The Court thus observed that this Court in the exercise of jurisdiction under Article 226 of the Constitution of India under public law, can consider and grant compensation to the victim(s) who has suffered an infringement of fundamental right i.e. right to life and personal liberty guaranteed under Article 21 of the Constitution of India.

  1. Right to life is a fundamental right guaranteed under Article 21 of the Constitution of India and for its breach or violation, the petitioner is entitled to monetary compensation from the respondents who are responsible for its breach.
  2. The Court relied on judgment Vijay Kumar Gupta v. State, 2008 SCC OnLine Pat 568 has held that detention of a prisoner in custody in excess of the period that he has been sentenced infringes upon his fundamental right to life and liberty and as such, he is entitled for monetary compensation and further held that both the prosecuting authority and Court remained oblivious of his continuous detention for more than a period, the sentence for any of the offence would have carried.

The Court observed that following the principles of law and reverting to the facts of the present case, it is quite vivid that the petitioner remained in jail as undertrial for a period of 4 years, 6 months and 7 days, whereas he has been awarded punishment of 3 years for offences under Section 420/34 and Section 120B of the IPC (separately) and both sentences to run concurrently, as such, he remained in jail in excess (one year and six months) for more than the sentence awarded by concerned trial Magistrate, on account of delay in conducting the trial, despite twice this Court while hearing bail applications on 22.4.2013 and 24.6.2014 directed the trial Magistrate to conclude the trial expeditiously, which was not taken cognizance of by the learned trial Magistrate by which the petitioner continued in jail for a period more than the actual sentence awarded violating the petitioner’s right to speedy trial guaranteed under Article 21 of the Constitution of India and for which he is entitled for monetary compensation.


The Court held the petitioner will be entitled for ₹10,400×18=1,87,200/along with 6% interest from today till the date of payment jointly and severally which respondents No.2 and 4 will deposit within a period of 30 days from today.”

 [Nitin Aryan v. State of Chhattisgarh, 2021 SCC OnLine Chh 1636, decided on 07-06-2021]

Arunima Bose, Editorial Assistant has reported this brief.

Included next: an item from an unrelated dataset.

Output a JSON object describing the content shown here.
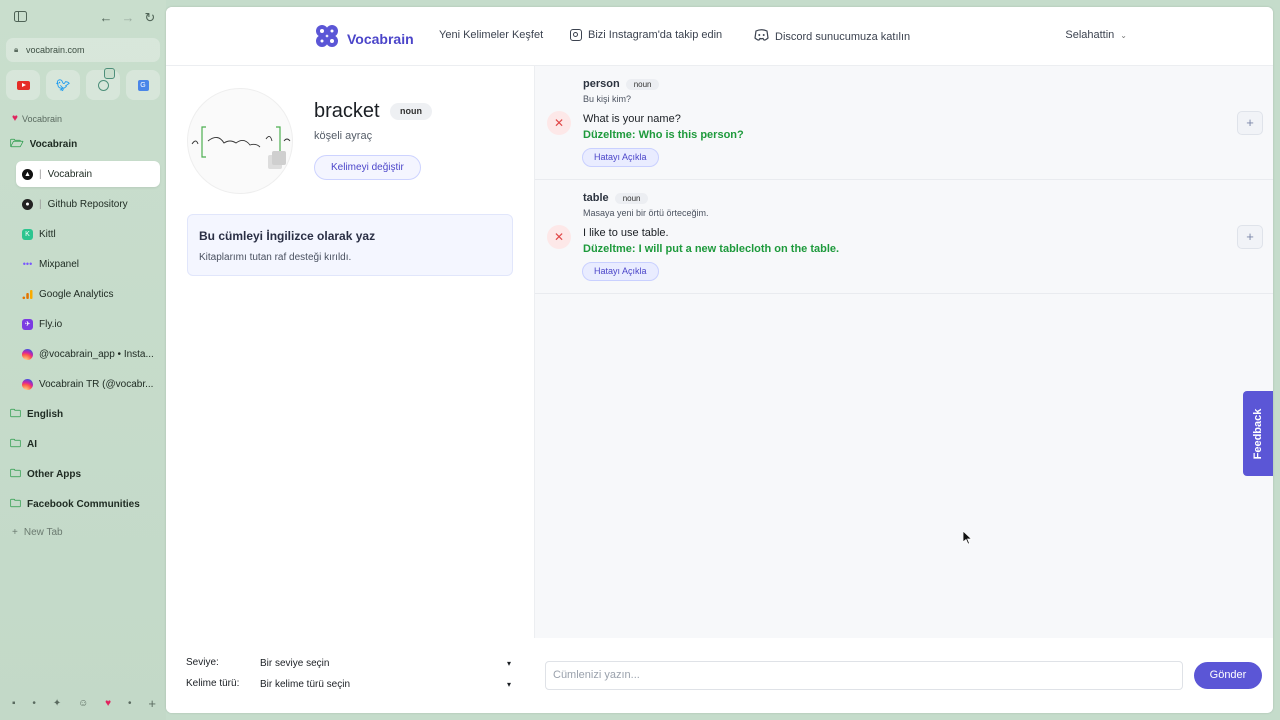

Case BriefsHigh Courts

High Court of Jammu and Kashmir: In the recent judgment passed by a Single Judge Bench comprising of M.K. Hanjura, J., addressed a bail application of an under trial prisoner, and directed the trial court for a speedy trial.

The brief facts of the case being that the applicant (a murder convict) has been in police custody for the last 8 years, while his proceedings are still ongoing in the trial court. Thus, aggrieved by the delay, the applicant filed an application for grant of bail in the High Court of Jammu and Kashmir, with the contention that even after examining 39 out of 49 witnesses nothing has surfaced that would tie the applicant to the actual murder, and further argued that the only important witness has already been proved hostile and all the other testimonies did not support the prosecution’s story. The applicant even contested that the trial court has still not adhered to the High Courts’ order for speedy disposal of cases.

This Court while passing its judgment relied on landmark cases like Narayan Ghosh @ Nanu v. State of Orrisa, Ved Prakash @ Kalu (JC) v. State through the NCT (Delhi), (2007) 1 LR 2 Delhi 176 and State of Tamil Nadu v. S.A. Raja [Criminal Appeal No. 1470 of 2005], and held that bail cannot be granted since the applicant’s proceeding is still ongoing in the trial court, and further directed the trial court to complete the proceedings within 6 weeks because the fate of an accused cannot be left hanging as a “Trishunka” on the absolute discretion of the trial judge, and further held that ‘right to speedy trial is a fundamental right’ available to the accused. Furthermore, the Court directed apropos the cases relating to ‘under trial prisoners’ to be treated and categorized as “priority sector litigation”. [Rajesh Pandoh v. State, 2017 SCC OnLine J&K 859, decided on 30.12.2017]